Wednesday, February 1, 2006
The Complete Corkscrew Pilot
Here’s the drill: Drill hundreds of students to fly a Pitts, drill on teeth for a living, then drill holes in the sky for the weekend...in a Pitts S2C!
| “I imagine that it’s something like taking drugs,” says Bill Finagin, Pitts Special Pilote Incroyable. The affable, energetic 68-year-old (who looks and acts 15 years younger) is talking about mounting up in his favorite aerial steed—the Pitts S2C. “It’s a difficult relationship to tell somebody about,” he says with a chuckle, “but when I get into that airplane, I’m that kid in the big candy store for the first time. I’ve never had a flight in a Pitts I haven’t loved.”|
Stress limits are beefed up, too, up to +6 G’s/-5 G’s. “The top speeds are similar—I’ve found it to be the same or slightly faster than the S2B. It has a three-blade composite Hartzell propeller [called The Claw] that significantly increases the performance envelope and makes it much smoother,” says Finagin.
He finds climb “significantly better, too. Pushing over at the top of a maneuver, it has improved ‘tractor’ power—pulls you right over and helps you keep your altitude.”
“I’d say every aspect of performance has been improved. It’s even easier to land,” continues Finagin. “The slightly larger wing area gives you slower landings. It just seems to track better than the B model. And the dorsal horns make for more efficient and effective rudder and elevator control.”
How does it stand up to other aerobatic aircraft, such as the Edge, Sukhoi and Extra?
“Well, those are all monoplanes, so you’ll see them mostly flying in the unlimited aerobatic category, as defined by the IAC [International Aerobatic Club],” explains Finagin.
There are five categories in the IAC’s aero competition galaxy: Primary, Sportsman, Intermediate, Advanced and Unlimited.
“The Pitts can fly an Unlimited aerobatic sequence, but it would be a struggle to score as well as monoplanes, given the same quality pilot. But the Pitts is very competitive in the Advanced, Intermediate and Sportsman categories,” gloats Finagin.
After many years at the Sportsman level, Finagin moved up to Intermediate. In 1989, he won the Intermediate category at Fond du Lac, Wis., which was where the big IAC competition took place for many years in the week following the EAA AirVenture fly-in convention in Oshkosh, Wis.
“I won that two years in a row.
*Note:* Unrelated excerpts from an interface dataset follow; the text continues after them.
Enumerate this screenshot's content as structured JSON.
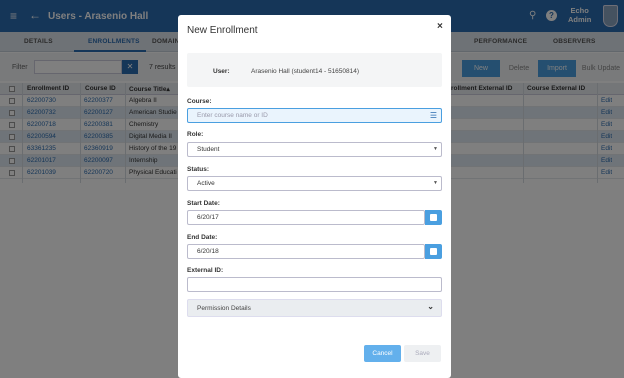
{
  "header": {
    "title": "Users - Arasenio Hall",
    "user_line1": "Echo",
    "user_line2": "Admin"
  },
  "tabs": [
    {
      "label": "DETAILS"
    },
    {
      "label": "ENROLLMENTS"
    },
    {
      "label": "DOMAIN"
    },
    {
      "label": "PERFORMANCE"
    },
    {
      "label": "OBSERVERS"
    }
  ],
  "toolbar": {
    "filter_label": "Filter",
    "filter_value": "",
    "results": "7 results",
    "new_label": "New",
    "delete_label": "Delete",
    "import_label": "Import",
    "bulk_label": "Bulk Update"
  },
  "grid": {
    "columns": [
      "Enrollment ID",
      "Course ID",
      "Course Title",
      "rollment External ID",
      "Course External ID"
    ],
    "sort_indicator": "▴",
    "edit_label": "Edit",
    "rows": [
      {
        "enrollment_id": "62200730",
        "course_id": "62200377",
        "course_title": "Algebra II"
      },
      {
        "enrollment_id": "62200732",
        "course_id": "62200127",
        "course_title": "American Studie"
      },
      {
        "enrollment_id": "62200718",
        "course_id": "62200381",
        "course_title": "Chemistry"
      },
      {
        "enrollment_id": "62200594",
        "course_id": "62200385",
        "course_title": "Digital Media II"
      },
      {
        "enrollment_id": "63361235",
        "course_id": "62360919",
        "course_title": "History of the 19"
      },
      {
        "enrollment_id": "62201017",
        "course_id": "62200097",
        "course_title": "Internship"
      },
      {
        "enrollment_id": "62201039",
        "course_id": "62200720",
        "course_title": "Physical Educati"
      }
    ]
  },
  "modal": {
    "title": "New Enrollment",
    "close": "×",
    "user_label": "User:",
    "user_value": "Arasenio Hall (student14 - 51650814)",
    "course_label": "Course:",
    "course_placeholder": "Enter course name or ID",
    "role_label": "Role:",
    "role_value": "Student",
    "status_label": "Status:",
    "status_value": "Active",
    "start_label": "Start Date:",
    "start_value": "6/20/17",
    "end_label": "End Date:",
    "end_value": "6/20/18",
    "external_label": "External ID:",
    "external_value": "",
    "permission_label": "Permission Details",
    "cancel_label": "Cancel",
    "save_label": "Save"
  }
}
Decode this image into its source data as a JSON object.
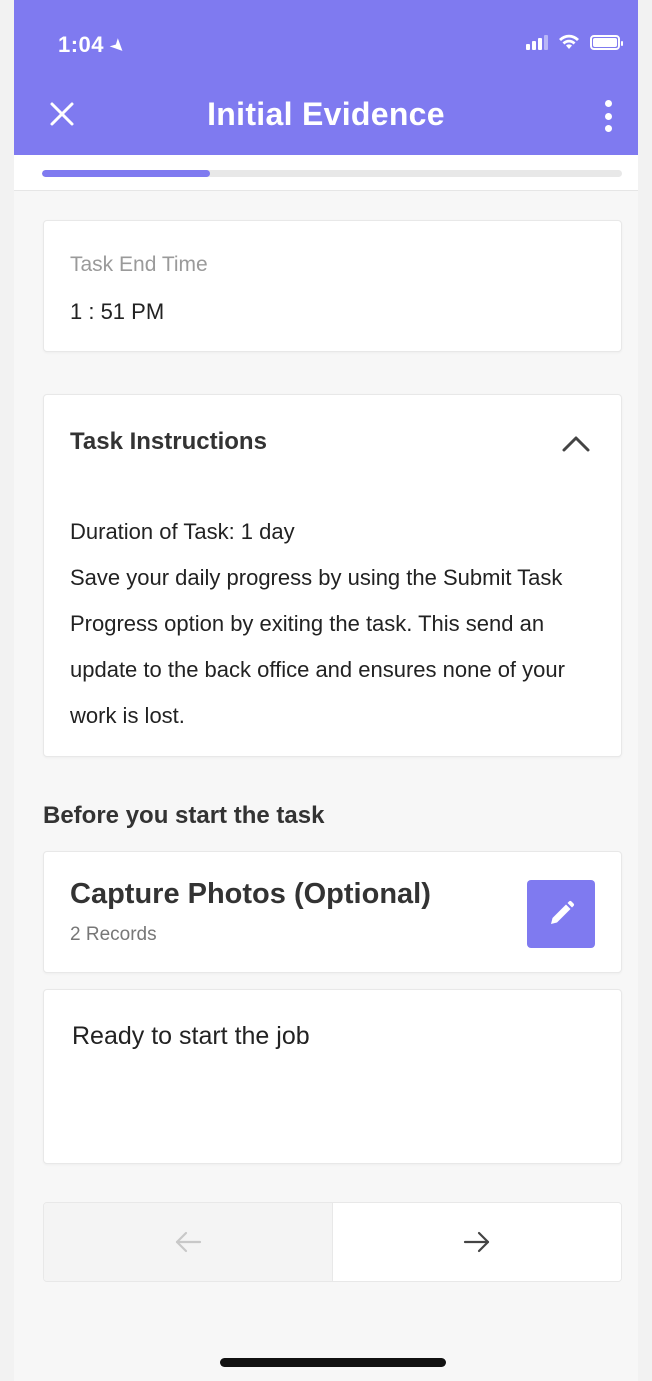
{
  "status_bar": {
    "time": "1:04"
  },
  "header": {
    "title": "Initial Evidence",
    "close_icon": "close-icon",
    "more_icon": "more-vertical-icon"
  },
  "progress": {
    "value": 0.29
  },
  "end_time": {
    "label": "Task End Time",
    "value": "1 : 51 PM"
  },
  "instructions": {
    "title": "Task Instructions",
    "lines": [
      "Duration of Task: 1 day",
      "Save your daily progress by using the Submit Task Progress option by exiting the task. This send an update to the back office and ensures none of your work is lost."
    ]
  },
  "section_heading": "Before you start the task",
  "capture_photos": {
    "title": "Capture Photos (Optional)",
    "subtitle": "2 Records",
    "edit_icon": "pencil-icon"
  },
  "ready": {
    "text": "Ready to start the job"
  },
  "navigation": {
    "prev_icon": "arrow-left-icon",
    "next_icon": "arrow-right-icon"
  },
  "colors": {
    "accent": "#7f7af0",
    "background": "#f7f7f7",
    "card": "#ffffff"
  }
}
I then felt some pressure and obligation to move up to Advanced.” He continues to compete in that category in five to 10 contests per year.
Each acro category begins with compulsory maneuvers, such as specified loops and rolls. “In contest flying, there are inside- and outside-G maneuvers. As you move up in category, you increase your difficulty. Intermediate adds a few outside maneuvers; Advanced adds even more. In competition, all the maneuvers must be done in complete control at all times. The contests are set up to be quite conservative and very safe,” assures Finagin.
A typical Advanced routine might include a 45-degree climb up, four quarter rolls right or left, then push over into a negative outside loop, take it three-fourths of the way around, do a half-roll to upright, another half-roll to a 45-degree climb again, then roll inverted to straight and level but upside down.